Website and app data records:
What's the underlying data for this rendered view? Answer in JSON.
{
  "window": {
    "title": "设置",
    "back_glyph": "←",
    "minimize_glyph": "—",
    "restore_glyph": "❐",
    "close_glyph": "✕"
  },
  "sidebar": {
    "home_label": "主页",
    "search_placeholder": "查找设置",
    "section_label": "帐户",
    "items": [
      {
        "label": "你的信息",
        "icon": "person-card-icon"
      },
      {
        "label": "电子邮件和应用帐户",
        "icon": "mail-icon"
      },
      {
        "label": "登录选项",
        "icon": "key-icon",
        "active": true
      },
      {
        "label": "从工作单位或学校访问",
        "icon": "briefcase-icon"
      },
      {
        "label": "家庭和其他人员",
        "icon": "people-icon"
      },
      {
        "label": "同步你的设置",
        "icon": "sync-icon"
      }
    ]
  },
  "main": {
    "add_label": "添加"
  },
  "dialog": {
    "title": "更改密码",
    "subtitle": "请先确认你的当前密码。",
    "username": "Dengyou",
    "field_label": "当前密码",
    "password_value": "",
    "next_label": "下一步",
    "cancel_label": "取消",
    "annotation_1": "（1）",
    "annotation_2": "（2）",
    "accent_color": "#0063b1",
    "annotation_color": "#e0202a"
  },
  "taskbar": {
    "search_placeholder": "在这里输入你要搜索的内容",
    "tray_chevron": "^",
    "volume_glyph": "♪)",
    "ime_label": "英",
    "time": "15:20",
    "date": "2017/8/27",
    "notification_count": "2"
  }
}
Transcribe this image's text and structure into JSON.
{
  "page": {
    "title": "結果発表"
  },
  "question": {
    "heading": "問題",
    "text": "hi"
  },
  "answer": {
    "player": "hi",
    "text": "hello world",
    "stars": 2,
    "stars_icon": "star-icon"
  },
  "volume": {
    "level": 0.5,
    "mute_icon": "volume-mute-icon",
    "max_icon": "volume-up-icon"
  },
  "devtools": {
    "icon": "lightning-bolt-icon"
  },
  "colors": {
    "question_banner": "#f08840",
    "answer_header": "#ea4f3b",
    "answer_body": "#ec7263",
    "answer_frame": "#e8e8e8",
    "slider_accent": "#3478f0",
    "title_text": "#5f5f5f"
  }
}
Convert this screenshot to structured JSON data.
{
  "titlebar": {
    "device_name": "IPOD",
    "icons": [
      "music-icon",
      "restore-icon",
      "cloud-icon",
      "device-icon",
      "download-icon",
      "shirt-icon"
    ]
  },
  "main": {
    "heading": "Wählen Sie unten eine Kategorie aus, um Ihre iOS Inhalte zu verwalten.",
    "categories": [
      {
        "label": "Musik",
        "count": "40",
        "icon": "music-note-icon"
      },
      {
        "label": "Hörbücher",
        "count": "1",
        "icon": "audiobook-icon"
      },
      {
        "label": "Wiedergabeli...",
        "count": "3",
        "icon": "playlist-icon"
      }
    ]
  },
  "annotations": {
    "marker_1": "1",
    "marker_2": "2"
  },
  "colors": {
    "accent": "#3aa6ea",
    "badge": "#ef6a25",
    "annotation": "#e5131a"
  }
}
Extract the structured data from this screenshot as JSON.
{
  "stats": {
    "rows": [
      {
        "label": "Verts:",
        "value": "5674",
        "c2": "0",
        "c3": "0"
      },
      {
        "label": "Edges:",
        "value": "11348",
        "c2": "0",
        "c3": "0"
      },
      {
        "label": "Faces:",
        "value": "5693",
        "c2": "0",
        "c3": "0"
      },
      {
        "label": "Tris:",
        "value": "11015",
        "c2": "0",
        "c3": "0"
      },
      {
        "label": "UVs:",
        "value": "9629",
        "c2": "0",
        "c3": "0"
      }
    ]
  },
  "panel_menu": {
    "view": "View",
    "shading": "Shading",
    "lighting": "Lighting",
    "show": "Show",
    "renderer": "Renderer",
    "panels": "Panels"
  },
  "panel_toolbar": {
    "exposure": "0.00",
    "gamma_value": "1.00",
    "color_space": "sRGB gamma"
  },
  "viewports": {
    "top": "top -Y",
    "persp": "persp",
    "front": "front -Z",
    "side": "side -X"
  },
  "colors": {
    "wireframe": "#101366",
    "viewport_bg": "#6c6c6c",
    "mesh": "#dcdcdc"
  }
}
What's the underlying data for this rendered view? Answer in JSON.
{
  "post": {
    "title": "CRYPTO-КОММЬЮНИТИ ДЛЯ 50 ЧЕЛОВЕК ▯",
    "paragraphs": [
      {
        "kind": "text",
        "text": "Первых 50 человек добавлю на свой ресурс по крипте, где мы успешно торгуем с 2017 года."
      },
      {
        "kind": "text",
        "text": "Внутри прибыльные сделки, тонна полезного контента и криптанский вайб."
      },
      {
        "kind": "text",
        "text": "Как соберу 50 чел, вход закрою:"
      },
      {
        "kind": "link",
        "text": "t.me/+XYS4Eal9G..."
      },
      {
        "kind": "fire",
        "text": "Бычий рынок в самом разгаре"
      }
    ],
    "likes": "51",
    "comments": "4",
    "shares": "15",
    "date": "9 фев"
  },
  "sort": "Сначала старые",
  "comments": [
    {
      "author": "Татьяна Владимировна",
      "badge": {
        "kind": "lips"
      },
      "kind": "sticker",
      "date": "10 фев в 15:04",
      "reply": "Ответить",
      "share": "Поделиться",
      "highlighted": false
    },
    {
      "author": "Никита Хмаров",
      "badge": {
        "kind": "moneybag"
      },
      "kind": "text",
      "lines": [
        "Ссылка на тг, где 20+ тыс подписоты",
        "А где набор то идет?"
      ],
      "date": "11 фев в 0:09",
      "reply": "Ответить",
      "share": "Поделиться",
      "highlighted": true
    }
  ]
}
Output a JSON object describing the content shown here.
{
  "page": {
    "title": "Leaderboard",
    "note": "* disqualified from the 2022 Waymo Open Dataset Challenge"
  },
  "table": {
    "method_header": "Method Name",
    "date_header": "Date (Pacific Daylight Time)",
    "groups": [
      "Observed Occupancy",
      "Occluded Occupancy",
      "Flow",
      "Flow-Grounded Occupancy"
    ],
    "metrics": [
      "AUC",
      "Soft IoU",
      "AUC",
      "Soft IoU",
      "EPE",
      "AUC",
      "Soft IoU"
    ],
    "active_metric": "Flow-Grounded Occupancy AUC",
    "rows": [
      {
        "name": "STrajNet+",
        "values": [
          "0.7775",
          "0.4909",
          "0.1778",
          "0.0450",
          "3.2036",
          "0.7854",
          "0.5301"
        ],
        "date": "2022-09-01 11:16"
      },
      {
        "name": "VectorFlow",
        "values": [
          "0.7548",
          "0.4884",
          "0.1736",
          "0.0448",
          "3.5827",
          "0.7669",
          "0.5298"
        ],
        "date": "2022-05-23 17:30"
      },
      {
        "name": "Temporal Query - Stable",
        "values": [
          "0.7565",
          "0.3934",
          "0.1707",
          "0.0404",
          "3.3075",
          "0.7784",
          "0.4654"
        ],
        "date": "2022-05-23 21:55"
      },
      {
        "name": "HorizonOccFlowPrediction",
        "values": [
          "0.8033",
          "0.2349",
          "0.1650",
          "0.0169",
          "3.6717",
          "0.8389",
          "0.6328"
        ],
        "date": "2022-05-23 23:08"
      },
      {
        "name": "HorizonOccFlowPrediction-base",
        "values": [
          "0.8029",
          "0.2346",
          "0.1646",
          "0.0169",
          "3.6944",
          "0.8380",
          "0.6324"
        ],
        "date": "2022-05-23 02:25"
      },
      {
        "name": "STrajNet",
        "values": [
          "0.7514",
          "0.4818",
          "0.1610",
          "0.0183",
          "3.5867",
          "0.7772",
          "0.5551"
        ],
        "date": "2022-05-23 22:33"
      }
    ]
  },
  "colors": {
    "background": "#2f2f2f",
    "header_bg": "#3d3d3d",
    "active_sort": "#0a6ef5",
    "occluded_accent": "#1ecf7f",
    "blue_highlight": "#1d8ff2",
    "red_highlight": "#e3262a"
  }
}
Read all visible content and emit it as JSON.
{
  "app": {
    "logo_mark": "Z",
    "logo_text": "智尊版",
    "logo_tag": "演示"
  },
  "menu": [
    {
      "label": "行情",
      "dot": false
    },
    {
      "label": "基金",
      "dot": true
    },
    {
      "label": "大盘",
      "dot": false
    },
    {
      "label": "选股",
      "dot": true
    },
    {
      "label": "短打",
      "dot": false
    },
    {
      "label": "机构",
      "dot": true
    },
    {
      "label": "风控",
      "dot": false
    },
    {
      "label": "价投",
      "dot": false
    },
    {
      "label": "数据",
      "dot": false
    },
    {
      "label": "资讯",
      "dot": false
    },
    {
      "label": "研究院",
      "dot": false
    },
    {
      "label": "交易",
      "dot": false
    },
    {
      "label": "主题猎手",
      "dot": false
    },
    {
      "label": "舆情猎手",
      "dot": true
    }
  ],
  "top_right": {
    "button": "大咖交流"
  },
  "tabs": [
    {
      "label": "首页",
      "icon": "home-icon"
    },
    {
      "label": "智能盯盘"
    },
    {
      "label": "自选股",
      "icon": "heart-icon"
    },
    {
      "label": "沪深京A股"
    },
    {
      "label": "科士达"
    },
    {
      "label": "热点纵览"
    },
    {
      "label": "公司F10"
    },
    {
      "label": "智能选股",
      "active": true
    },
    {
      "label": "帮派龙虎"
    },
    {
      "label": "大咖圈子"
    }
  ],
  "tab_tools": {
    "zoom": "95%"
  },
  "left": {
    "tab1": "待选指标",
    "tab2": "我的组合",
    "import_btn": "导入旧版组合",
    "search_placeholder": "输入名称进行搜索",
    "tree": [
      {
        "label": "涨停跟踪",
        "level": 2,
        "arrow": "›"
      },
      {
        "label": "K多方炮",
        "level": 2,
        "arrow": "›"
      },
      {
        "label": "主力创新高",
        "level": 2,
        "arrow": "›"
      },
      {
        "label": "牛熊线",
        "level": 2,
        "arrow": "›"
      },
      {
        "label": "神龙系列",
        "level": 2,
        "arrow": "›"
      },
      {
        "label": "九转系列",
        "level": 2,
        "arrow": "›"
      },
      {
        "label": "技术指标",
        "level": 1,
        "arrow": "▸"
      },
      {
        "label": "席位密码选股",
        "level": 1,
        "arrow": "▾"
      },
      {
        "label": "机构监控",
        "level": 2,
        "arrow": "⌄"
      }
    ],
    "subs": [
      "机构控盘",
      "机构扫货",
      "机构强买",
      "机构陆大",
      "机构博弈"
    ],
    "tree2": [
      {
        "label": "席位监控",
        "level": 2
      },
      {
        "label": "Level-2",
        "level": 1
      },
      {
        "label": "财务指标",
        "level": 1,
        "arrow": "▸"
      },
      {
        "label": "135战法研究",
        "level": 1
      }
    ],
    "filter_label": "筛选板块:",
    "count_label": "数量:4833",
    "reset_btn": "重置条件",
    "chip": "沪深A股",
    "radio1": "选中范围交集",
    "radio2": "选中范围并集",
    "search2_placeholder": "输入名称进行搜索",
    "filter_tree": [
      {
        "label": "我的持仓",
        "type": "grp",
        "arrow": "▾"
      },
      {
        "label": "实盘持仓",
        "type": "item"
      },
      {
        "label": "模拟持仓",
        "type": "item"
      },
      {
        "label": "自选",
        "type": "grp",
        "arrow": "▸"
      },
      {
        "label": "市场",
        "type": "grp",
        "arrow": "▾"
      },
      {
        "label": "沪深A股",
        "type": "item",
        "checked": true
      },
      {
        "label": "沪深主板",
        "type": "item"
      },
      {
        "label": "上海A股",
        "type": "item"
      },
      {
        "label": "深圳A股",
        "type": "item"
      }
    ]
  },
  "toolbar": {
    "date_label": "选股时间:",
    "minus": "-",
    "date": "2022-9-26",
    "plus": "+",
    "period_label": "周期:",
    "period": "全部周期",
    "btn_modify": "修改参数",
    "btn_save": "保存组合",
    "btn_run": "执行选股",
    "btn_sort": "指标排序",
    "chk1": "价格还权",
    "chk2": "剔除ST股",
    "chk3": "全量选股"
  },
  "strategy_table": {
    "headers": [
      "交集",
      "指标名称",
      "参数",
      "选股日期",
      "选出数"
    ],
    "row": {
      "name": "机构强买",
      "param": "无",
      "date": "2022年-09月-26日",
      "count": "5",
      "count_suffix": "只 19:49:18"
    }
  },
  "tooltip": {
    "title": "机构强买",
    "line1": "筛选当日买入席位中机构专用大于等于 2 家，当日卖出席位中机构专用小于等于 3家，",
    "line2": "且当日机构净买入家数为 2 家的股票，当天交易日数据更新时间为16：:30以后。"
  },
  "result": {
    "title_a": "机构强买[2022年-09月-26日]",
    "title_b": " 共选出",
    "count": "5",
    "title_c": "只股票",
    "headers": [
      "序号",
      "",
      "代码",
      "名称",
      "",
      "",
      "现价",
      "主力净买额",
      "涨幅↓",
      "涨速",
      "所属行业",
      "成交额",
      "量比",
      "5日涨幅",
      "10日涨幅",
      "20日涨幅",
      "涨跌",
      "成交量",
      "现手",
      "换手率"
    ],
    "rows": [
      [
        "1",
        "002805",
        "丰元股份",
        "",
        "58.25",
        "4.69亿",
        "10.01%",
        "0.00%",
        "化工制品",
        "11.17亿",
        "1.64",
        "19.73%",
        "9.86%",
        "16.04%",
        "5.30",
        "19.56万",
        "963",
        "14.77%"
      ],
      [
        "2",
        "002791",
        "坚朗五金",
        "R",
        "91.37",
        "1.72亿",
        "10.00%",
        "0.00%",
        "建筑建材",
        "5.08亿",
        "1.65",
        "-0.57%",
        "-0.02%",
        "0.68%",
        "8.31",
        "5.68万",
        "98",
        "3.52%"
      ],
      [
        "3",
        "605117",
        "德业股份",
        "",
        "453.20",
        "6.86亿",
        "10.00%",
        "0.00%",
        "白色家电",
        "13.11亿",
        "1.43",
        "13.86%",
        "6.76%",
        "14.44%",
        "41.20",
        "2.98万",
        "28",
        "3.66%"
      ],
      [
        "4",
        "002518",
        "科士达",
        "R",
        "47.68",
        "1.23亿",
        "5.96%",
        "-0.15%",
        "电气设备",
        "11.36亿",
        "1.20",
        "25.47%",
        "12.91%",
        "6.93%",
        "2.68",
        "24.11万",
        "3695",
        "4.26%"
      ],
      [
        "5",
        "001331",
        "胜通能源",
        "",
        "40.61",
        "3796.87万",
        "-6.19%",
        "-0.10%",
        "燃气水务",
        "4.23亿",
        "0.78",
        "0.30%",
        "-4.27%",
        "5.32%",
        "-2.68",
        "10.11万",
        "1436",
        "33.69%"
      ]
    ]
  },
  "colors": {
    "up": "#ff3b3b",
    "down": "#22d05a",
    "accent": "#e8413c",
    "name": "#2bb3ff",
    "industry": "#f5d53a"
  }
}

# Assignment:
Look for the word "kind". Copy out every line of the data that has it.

# Exercise output:
        "kind": "text",
        "kind": "text",
        "kind": "text",
        "kind": "link",
        "kind": "fire",
        "kind": "lips"
      "kind": "sticker",
        "kind": "moneybag"
      "kind": "text",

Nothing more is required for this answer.